RECORDS TO PROCESS section start

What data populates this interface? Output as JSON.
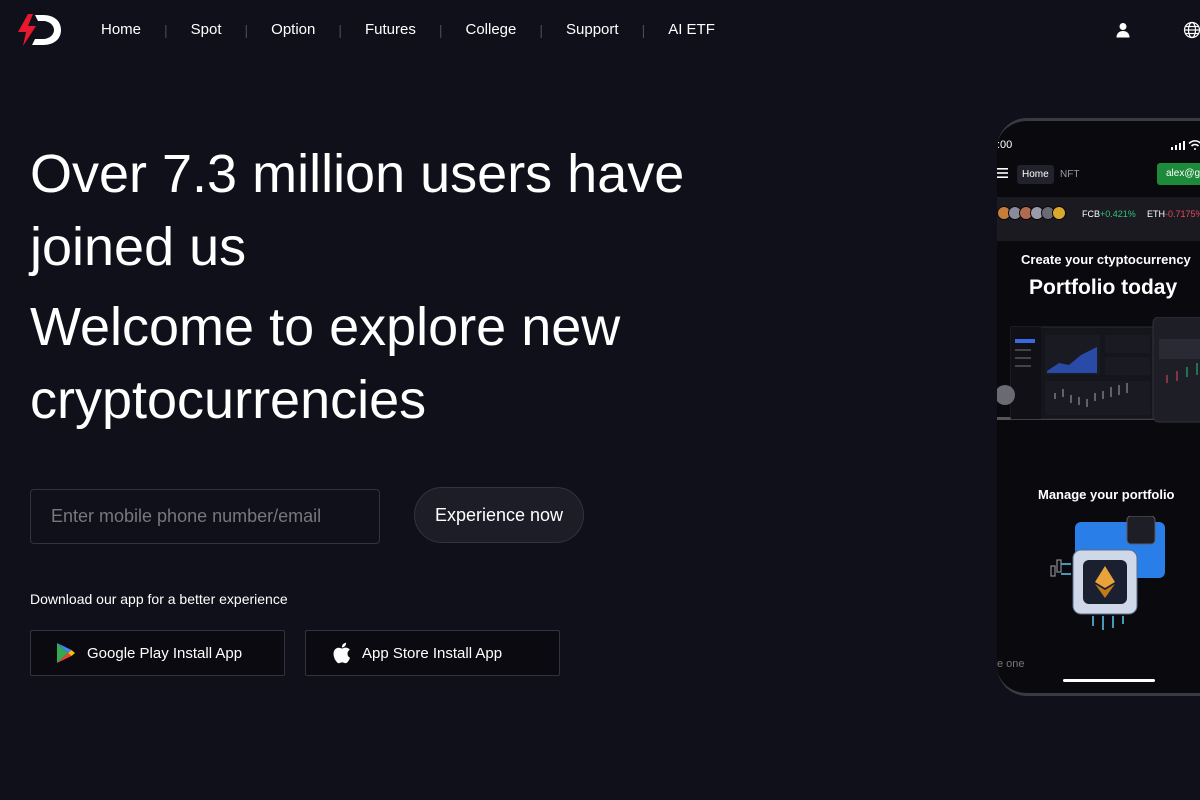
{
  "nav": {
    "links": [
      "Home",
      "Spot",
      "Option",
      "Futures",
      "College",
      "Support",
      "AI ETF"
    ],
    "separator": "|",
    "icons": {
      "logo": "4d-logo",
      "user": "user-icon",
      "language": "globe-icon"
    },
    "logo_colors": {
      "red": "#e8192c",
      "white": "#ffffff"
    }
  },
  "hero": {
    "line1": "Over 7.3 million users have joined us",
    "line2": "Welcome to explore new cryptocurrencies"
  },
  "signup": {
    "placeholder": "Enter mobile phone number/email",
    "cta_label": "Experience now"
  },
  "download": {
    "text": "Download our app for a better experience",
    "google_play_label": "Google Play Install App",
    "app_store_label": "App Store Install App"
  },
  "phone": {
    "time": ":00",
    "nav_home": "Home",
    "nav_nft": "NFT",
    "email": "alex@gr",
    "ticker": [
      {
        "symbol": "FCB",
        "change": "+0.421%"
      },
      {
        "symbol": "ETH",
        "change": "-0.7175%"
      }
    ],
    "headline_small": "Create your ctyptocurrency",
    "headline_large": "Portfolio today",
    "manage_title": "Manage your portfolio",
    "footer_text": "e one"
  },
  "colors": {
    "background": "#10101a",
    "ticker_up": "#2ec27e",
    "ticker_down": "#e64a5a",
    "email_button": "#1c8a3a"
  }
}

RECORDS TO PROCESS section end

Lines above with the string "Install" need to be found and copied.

    "google_play_label": "Google Play Install App",
    "app_store_label": "App Store Install App"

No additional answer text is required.